Exercise directions - Could you please reproduce the entries exactly, leaving out any pictures?

Records to process -
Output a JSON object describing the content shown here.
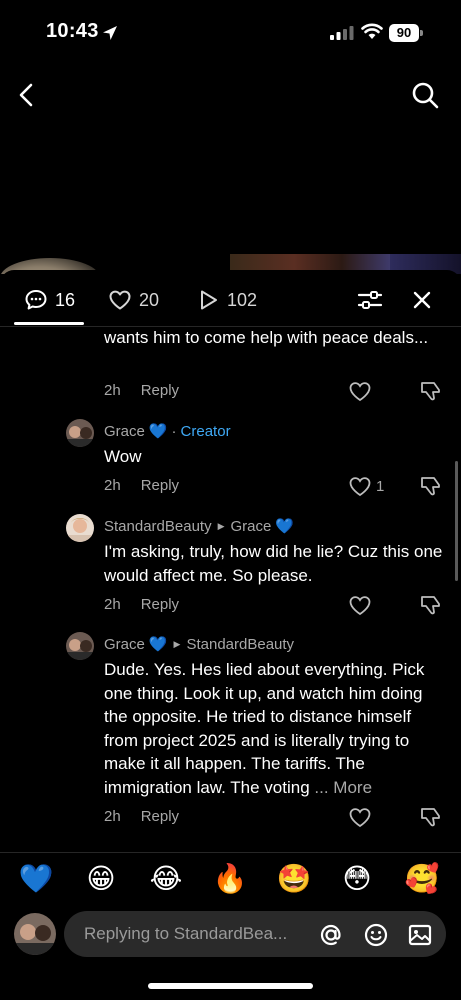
{
  "status": {
    "time": "10:43",
    "battery": "90"
  },
  "tabs": {
    "comments_count": "16",
    "likes_count": "20",
    "plays_count": "102"
  },
  "comments": [
    {
      "text": "wants him to come help with peace deals...",
      "time": "2h",
      "reply_label": "Reply"
    },
    {
      "author": "Grace",
      "heart": "💙",
      "creator_label": "Creator",
      "text": "Wow",
      "time": "2h",
      "reply_label": "Reply",
      "likes": "1"
    },
    {
      "author": "StandardBeauty",
      "reply_to": "Grace",
      "heart": "💙",
      "text": "I'm asking, truly, how did he lie? Cuz this one would affect me. So please.",
      "time": "2h",
      "reply_label": "Reply"
    },
    {
      "author": "Grace",
      "heart": "💙",
      "reply_to": "StandardBeauty",
      "text": "Dude. Yes. Hes lied about everything. Pick one thing. Look it up, and watch him doing the opposite. He tried to distance himself from project 2025 and is literally trying to make it all happen. The tariffs. The immigration law. The voting",
      "more_label": "... More",
      "time": "2h",
      "reply_label": "Reply"
    }
  ],
  "emoji_bar": [
    "💙",
    "😁",
    "😂",
    "🔥",
    "🤩",
    "😳",
    "🥰"
  ],
  "input": {
    "placeholder": "Replying to StandardBea..."
  }
}
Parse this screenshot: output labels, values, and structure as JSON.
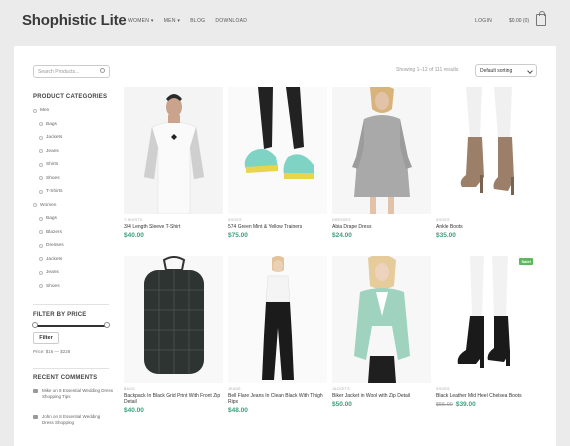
{
  "header": {
    "logo": "Shophistic Lite",
    "nav": [
      "WOMEN ▾",
      "MEN ▾",
      "BLOG",
      "DOWNLOAD"
    ],
    "login": "LOGIN",
    "cart": "$0.00 (0)"
  },
  "sidebar": {
    "search_placeholder": "Search Products...",
    "categories_title": "PRODUCT CATEGORIES",
    "categories": [
      {
        "label": "Men",
        "level": 0
      },
      {
        "label": "Bags",
        "level": 1
      },
      {
        "label": "Jackets",
        "level": 1
      },
      {
        "label": "Jeans",
        "level": 1
      },
      {
        "label": "Shirts",
        "level": 1
      },
      {
        "label": "Shoes",
        "level": 1
      },
      {
        "label": "T-Shirts",
        "level": 1
      },
      {
        "label": "Women",
        "level": 0
      },
      {
        "label": "Bags",
        "level": 1
      },
      {
        "label": "Blazers",
        "level": 1
      },
      {
        "label": "Dresses",
        "level": 1
      },
      {
        "label": "Jackets",
        "level": 1
      },
      {
        "label": "Jeans",
        "level": 1
      },
      {
        "label": "Shoes",
        "level": 1
      }
    ],
    "filter_title": "FILTER BY PRICE",
    "filter_button": "Filter",
    "price_range": "Price: $16 — $228",
    "comments_title": "RECENT COMMENTS",
    "comments": [
      "Mike on 8 Essential Wedding Dress Shopping Tips",
      "John on 8 Essential Wedding Dress Shopping"
    ]
  },
  "toolbar": {
    "showing": "Showing 1–12 of 111 results",
    "sort": "Default sorting"
  },
  "products": [
    {
      "tag": "T-SHIRTS",
      "name": "3/4 Length Sleeve T-Shirt",
      "price": "$40.00"
    },
    {
      "tag": "SHOES",
      "name": "574 Green Mint & Yellow Trainers",
      "price": "$75.00"
    },
    {
      "tag": "DRESSES",
      "name": "Abia Drape Dress",
      "price": "$24.00"
    },
    {
      "tag": "SHOES",
      "name": "Ankle Boots",
      "price": "$35.00"
    },
    {
      "tag": "BAGS",
      "name": "Backpack In Black Grid Print With Front Zip Detail",
      "price": "$40.00"
    },
    {
      "tag": "JEANS",
      "name": "Bell Flare Jeans In Clean Black With Thigh Rips",
      "price": "$48.00"
    },
    {
      "tag": "JACKETS",
      "name": "Biker Jacket in Wool with Zip Detail",
      "price": "$50.00"
    },
    {
      "tag": "SHOES",
      "name": "Black Leather Mid Heel Chelsea Boots",
      "old_price": "$55.00",
      "price": "$39.00",
      "badge": "Sale!"
    }
  ]
}
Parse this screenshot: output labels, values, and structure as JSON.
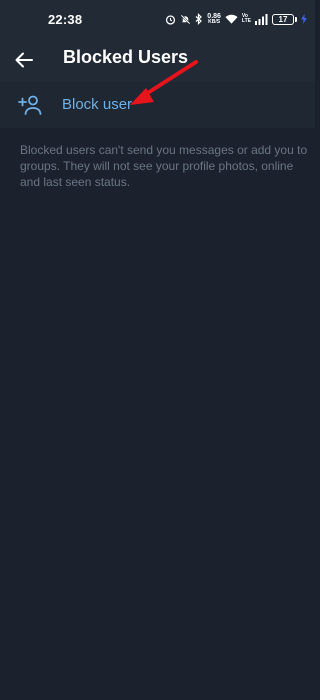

Output below -
Output a JSON object describing the content shown here.
{
  "status": {
    "time": "10:43",
    "battery": "90"
  },
  "tabs": {
    "comments_count": "16",
    "likes_count": "20",
    "plays_count": "102"
  },
  "comments": [
    {
      "text": "wants him to come help with peace deals...",
      "time": "2h",
      "reply_label": "Reply"
    },
    {
      "author": "Grace",
      "heart": "💙",
      "creator_label": "Creator",
      "text": "Wow",
      "time": "2h",
      "reply_label": "Reply",
      "likes": "1"
    },
    {
      "author": "StandardBeauty",
      "reply_to": "Grace",
      "heart": "💙",
      "text": "I'm asking, truly, how did he lie? Cuz this one would affect me. So please.",
      "time": "2h",
      "reply_label": "Reply"
    },
    {
      "author": "Grace",
      "heart": "💙",
      "reply_to": "StandardBeauty",
      "text": "Dude. Yes. Hes lied about everything. Pick one thing. Look it up, and watch him doing the opposite. He tried to distance himself from project 2025 and is literally trying to make it all happen. The tariffs. The immigration law. The voting",
      "more_label": "... More",
      "time": "2h",
      "reply_label": "Reply"
    }
  ],
  "emoji_bar": [
    "💙",
    "😁",
    "😂",
    "🔥",
    "🤩",
    "😳",
    "🥰"
  ],
  "input": {
    "placeholder": "Replying to StandardBea..."
  }
}
Parse this screenshot: output labels, values, and structure as JSON.
{
  "header": {
    "logo": "Shophistic Lite",
    "nav": [
      "WOMEN ▾",
      "MEN ▾",
      "BLOG",
      "DOWNLOAD"
    ],
    "login": "LOGIN",
    "cart": "$0.00 (0)"
  },
  "sidebar": {
    "search_placeholder": "Search Products...",
    "categories_title": "PRODUCT CATEGORIES",
    "categories": [
      {
        "label": "Men",
        "level": 0
      },
      {
        "label": "Bags",
        "level": 1
      },
      {
        "label": "Jackets",
        "level": 1
      },
      {
        "label": "Jeans",
        "level": 1
      },
      {
        "label": "Shirts",
        "level": 1
      },
      {
        "label": "Shoes",
        "level": 1
      },
      {
        "label": "T-Shirts",
        "level": 1
      },
      {
        "label": "Women",
        "level": 0
      },
      {
        "label": "Bags",
        "level": 1
      },
      {
        "label": "Blazers",
        "level": 1
      },
      {
        "label": "Dresses",
        "level": 1
      },
      {
        "label": "Jackets",
        "level": 1
      },
      {
        "label": "Jeans",
        "level": 1
      },
      {
        "label": "Shoes",
        "level": 1
      }
    ],
    "filter_title": "FILTER BY PRICE",
    "filter_button": "Filter",
    "price_range": "Price: $16 — $228",
    "comments_title": "RECENT COMMENTS",
    "comments": [
      "Mike on 8 Essential Wedding Dress Shopping Tips",
      "John on 8 Essential Wedding Dress Shopping"
    ]
  },
  "toolbar": {
    "showing": "Showing 1–12 of 111 results",
    "sort": "Default sorting"
  },
  "products": [
    {
      "tag": "T-SHIRTS",
      "name": "3/4 Length Sleeve T-Shirt",
      "price": "$40.00"
    },
    {
      "tag": "SHOES",
      "name": "574 Green Mint & Yellow Trainers",
      "price": "$75.00"
    },
    {
      "tag": "DRESSES",
      "name": "Abia Drape Dress",
      "price": "$24.00"
    },
    {
      "tag": "SHOES",
      "name": "Ankle Boots",
      "price": "$35.00"
    },
    {
      "tag": "BAGS",
      "name": "Backpack In Black Grid Print With Front Zip Detail",
      "price": "$40.00"
    },
    {
      "tag": "JEANS",
      "name": "Bell Flare Jeans In Clean Black With Thigh Rips",
      "price": "$48.00"
    },
    {
      "tag": "JACKETS",
      "name": "Biker Jacket in Wool with Zip Detail",
      "price": "$50.00"
    },
    {
      "tag": "SHOES",
      "name": "Black Leather Mid Heel Chelsea Boots",
      "old_price": "$55.00",
      "price": "$39.00",
      "badge": "Sale!"
    }
  ]
}
Parse this screenshot: output labels, values, and structure as JSON.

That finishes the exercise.